Break ties at random. This turns out to be ineffective – it may produce a non-optimal system. On any particular run the results may be identical to those that would be produced by another tiebreak strategy.

Stochastic algorithms are difficult to test, even though Ruby supports repeatable sequences of pseudo-random numbers. This strategy might prove useful in the future – for now it serves as a bad example.

BreakTiesByTimeStrategy

Implements  a relatively fair algorithm where a tie is awarded to the Player who won an auction most recently.
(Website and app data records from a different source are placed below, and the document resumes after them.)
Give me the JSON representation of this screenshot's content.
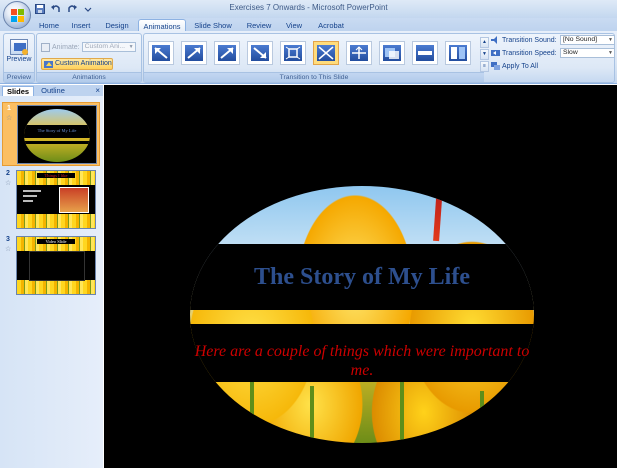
{
  "window": {
    "title": "Exercises 7 Onwards - Microsoft PowerPoint"
  },
  "tabs": [
    {
      "label": "Home",
      "active": false
    },
    {
      "label": "Insert",
      "active": false
    },
    {
      "label": "Design",
      "active": false
    },
    {
      "label": "Animations",
      "active": true
    },
    {
      "label": "Slide Show",
      "active": false
    },
    {
      "label": "Review",
      "active": false
    },
    {
      "label": "View",
      "active": false
    },
    {
      "label": "Acrobat",
      "active": false
    }
  ],
  "ribbon": {
    "preview": {
      "button_label": "Preview",
      "group_label": "Preview"
    },
    "animations": {
      "animate_label": "Animate:",
      "animate_value": "Custom Ani...",
      "custom_animation_label": "Custom Animation",
      "group_label": "Animations"
    },
    "transitions": {
      "group_label": "Transition to This Slide",
      "selected_index": 5,
      "thumb_icons": [
        "wipe-in-icon",
        "wipe-up-icon",
        "wipe-diagonal-icon",
        "push-icon",
        "box-in-icon",
        "box-out-icon",
        "split-icon",
        "cover-icon",
        "bar-icon",
        "split-vertical-icon"
      ],
      "sound_label": "Transition Sound:",
      "sound_value": "[No Sound]",
      "speed_label": "Transition Speed:",
      "speed_value": "Slow",
      "apply_all_label": "Apply To All"
    }
  },
  "left_pane": {
    "tab_slides": "Slides",
    "tab_outline": "Outline",
    "close": "×",
    "slides": [
      {
        "number": "1",
        "title": "The Story of My Life",
        "selected": true
      },
      {
        "number": "2",
        "title": "Things I like",
        "selected": false
      },
      {
        "number": "3",
        "title": "Video Slide",
        "selected": false
      }
    ]
  },
  "slide": {
    "title": "The Story of My Life",
    "subtitle": "Here are a couple of things which were important to me."
  },
  "colors": {
    "ribbon_text": "#15428b",
    "slide_title": "#2d4f8e",
    "slide_subtitle": "#cc0000",
    "selection": "#fbbf63"
  }
}
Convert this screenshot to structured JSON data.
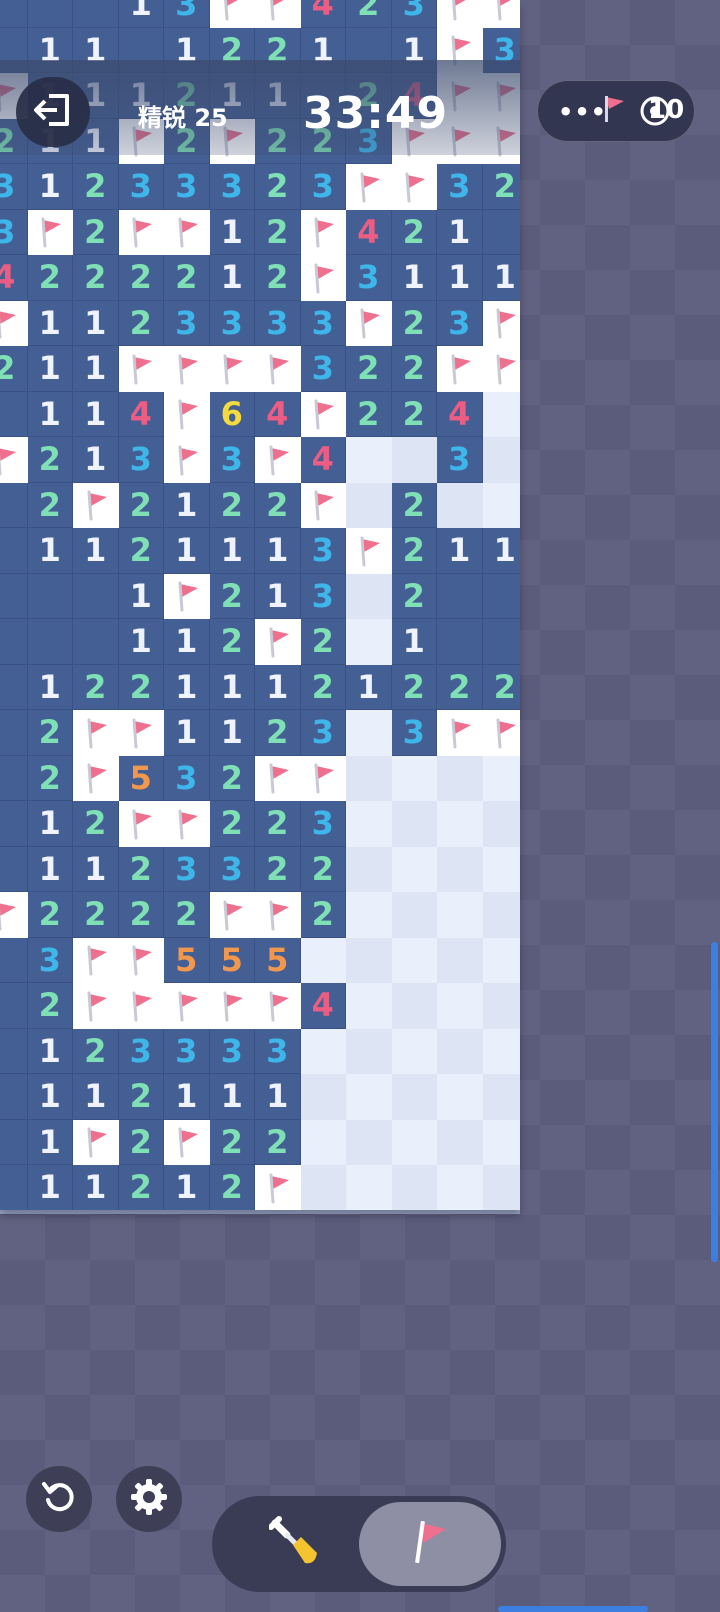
{
  "header": {
    "level": "精锐 25",
    "timer": "33:49",
    "flag_count": "10"
  },
  "capsule": {
    "dots": "•••"
  },
  "board": {
    "rows": [
      [
        "?",
        "?",
        "?",
        "1",
        "3",
        "F",
        "F",
        "4",
        "2",
        "3",
        "F",
        "F"
      ],
      [
        "?",
        "1",
        "1",
        "?",
        "1",
        "2",
        "2",
        "1",
        "?",
        "1",
        "F",
        "3"
      ],
      [
        "F",
        "1",
        "1",
        "1",
        "2",
        "1",
        "1",
        "?",
        "2",
        "4",
        "F",
        "F"
      ],
      [
        "2",
        "1",
        "1",
        "F",
        "2",
        "F",
        "2",
        "2",
        "3",
        "F",
        "F",
        "F"
      ],
      [
        "3",
        "1",
        "2",
        "3",
        "3",
        "3",
        "2",
        "3",
        "F",
        "F",
        "3",
        "2"
      ],
      [
        "3",
        "F",
        "2",
        "F",
        "F",
        "1",
        "2",
        "F",
        "4",
        "2",
        "1",
        "?"
      ],
      [
        "4",
        "2",
        "2",
        "2",
        "2",
        "1",
        "2",
        "F",
        "3",
        "1",
        "1",
        "1"
      ],
      [
        "F",
        "1",
        "1",
        "2",
        "3",
        "3",
        "3",
        "3",
        "F",
        "2",
        "3",
        "F"
      ],
      [
        "2",
        "1",
        "1",
        "F",
        "F",
        "F",
        "F",
        "3",
        "2",
        "2",
        "F",
        "F"
      ],
      [
        "?",
        "1",
        "1",
        "4",
        "F",
        "6",
        "4",
        "F",
        "2",
        "2",
        "4",
        "U"
      ],
      [
        "F",
        "2",
        "1",
        "3",
        "F",
        "3",
        "F",
        "4",
        "U",
        "U",
        "3",
        "U"
      ],
      [
        "?",
        "2",
        "F",
        "2",
        "1",
        "2",
        "2",
        "F",
        "U",
        "2",
        "U",
        "U"
      ],
      [
        "?",
        "1",
        "1",
        "2",
        "1",
        "1",
        "1",
        "3",
        "F",
        "2",
        "1",
        "1"
      ],
      [
        "?",
        "?",
        "?",
        "1",
        "F",
        "2",
        "1",
        "3",
        "U",
        "2",
        "?",
        "?"
      ],
      [
        "?",
        "?",
        "?",
        "1",
        "1",
        "2",
        "F",
        "2",
        "U",
        "1",
        "?",
        "?"
      ],
      [
        "?",
        "1",
        "2",
        "2",
        "1",
        "1",
        "1",
        "2",
        "1",
        "2",
        "2",
        "2"
      ],
      [
        "?",
        "2",
        "F",
        "F",
        "1",
        "1",
        "2",
        "3",
        "U",
        "3",
        "F",
        "F"
      ],
      [
        "?",
        "2",
        "F",
        "5",
        "3",
        "2",
        "F",
        "F",
        "U",
        "U",
        "U",
        "U"
      ],
      [
        "?",
        "1",
        "2",
        "F",
        "F",
        "2",
        "2",
        "3",
        "U",
        "U",
        "U",
        "U"
      ],
      [
        "?",
        "1",
        "1",
        "2",
        "3",
        "3",
        "2",
        "2",
        "U",
        "U",
        "U",
        "U"
      ],
      [
        "F",
        "2",
        "2",
        "2",
        "2",
        "F",
        "F",
        "2",
        "U",
        "U",
        "U",
        "U"
      ],
      [
        "?",
        "3",
        "F",
        "F",
        "5",
        "5",
        "5",
        "U",
        "U",
        "U",
        "U",
        "U"
      ],
      [
        "?",
        "2",
        "F",
        "F",
        "F",
        "F",
        "F",
        "4",
        "U",
        "U",
        "U",
        "U"
      ],
      [
        "?",
        "1",
        "2",
        "3",
        "3",
        "3",
        "3",
        "U",
        "U",
        "U",
        "U",
        "U"
      ],
      [
        "?",
        "1",
        "1",
        "2",
        "1",
        "1",
        "1",
        "U",
        "U",
        "U",
        "U",
        "U"
      ],
      [
        "?",
        "1",
        "F",
        "2",
        "F",
        "2",
        "2",
        "U",
        "U",
        "U",
        "U",
        "U"
      ],
      [
        "?",
        "1",
        "1",
        "2",
        "1",
        "2",
        "F",
        "U",
        "U",
        "U",
        "U",
        "U"
      ]
    ]
  },
  "controls": {
    "restart": "restart-icon",
    "settings": "gear-icon",
    "dig": "shovel-icon",
    "flag": "flag-icon",
    "active_mode": "flag"
  },
  "colors": {
    "board_revealed": "#445f93",
    "unknown_cell": "#eaf0fb",
    "flag": "#ee6f8e",
    "number_1": "#eef3ff",
    "number_2": "#7fe0b5",
    "number_3": "#3fb6ea",
    "number_4": "#ec5d83",
    "number_5": "#f2984e",
    "number_6": "#f4da3c"
  }
}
If neither Player has ever won an auction ties are awarded arbitrarily, as by the FirstInListTieBreakStrategy.

 


Appendix 2 – Sample Output

 

% ./nim.rb -breakTiesByTime

Terminated after 15 games.

 

Player ID               Amount  Pos     Pieces  Funds

<Shill>                                          7.40

<Shill>                                          9.40

 

<Player:0x1cf508>       0.6      1      1       -0.60

<Player:0x1cf4e0>       0.6      2      1        3.40

<Player:0x1cf4b8>       0.6      3      1       -0.60

<Player:0x1cf490>       0.6      4      1       -0.60

<Player:0x1cf468>       0.6      5      1        1.00

<Player:0x1cf440>       0.6      6      1       -0.60

<Player:0x1cf418>       0.6      7      1       -0.60

<Player:0x1cf3f0>       0.6      8      1        1.00

<Player:0x1cf3c8>       0.6      9      1       -0.60

<Player:0x1cf3a0>       0.6     10      1       -0.60

<Player:0x1cf364>       0.6      1      2       -0.60

<Player:0x1cf33c>       0.6      2      2       -0.60

<Player:0x1cf314>       0.6      3      2        3.80

<Player:0x1cf2ec>       0.6      4      2       -0.20

<Player:0x1cf2c4>       0.6      5      2       -0.60

<Player:0x1cf29c>       0.6      6      2        1.00

<Player:0x1cf274>       0.6      7      2       -0.60

<Player:0x1cf24c>       0.6      8      2       -0.60

<Player:0x1cf224>       0.6      9      2        1.00

<Player:0x1cf1fc>       0.6     10      2       -0.60

 

Position:  1 2 3 4 5 6 7 8 9 10

    Move:  x 1 2 x 1 2 x 1 2 x 

Appendix 3 – Source and Test code

 

See the attached files nim.rb and test_nim.rb.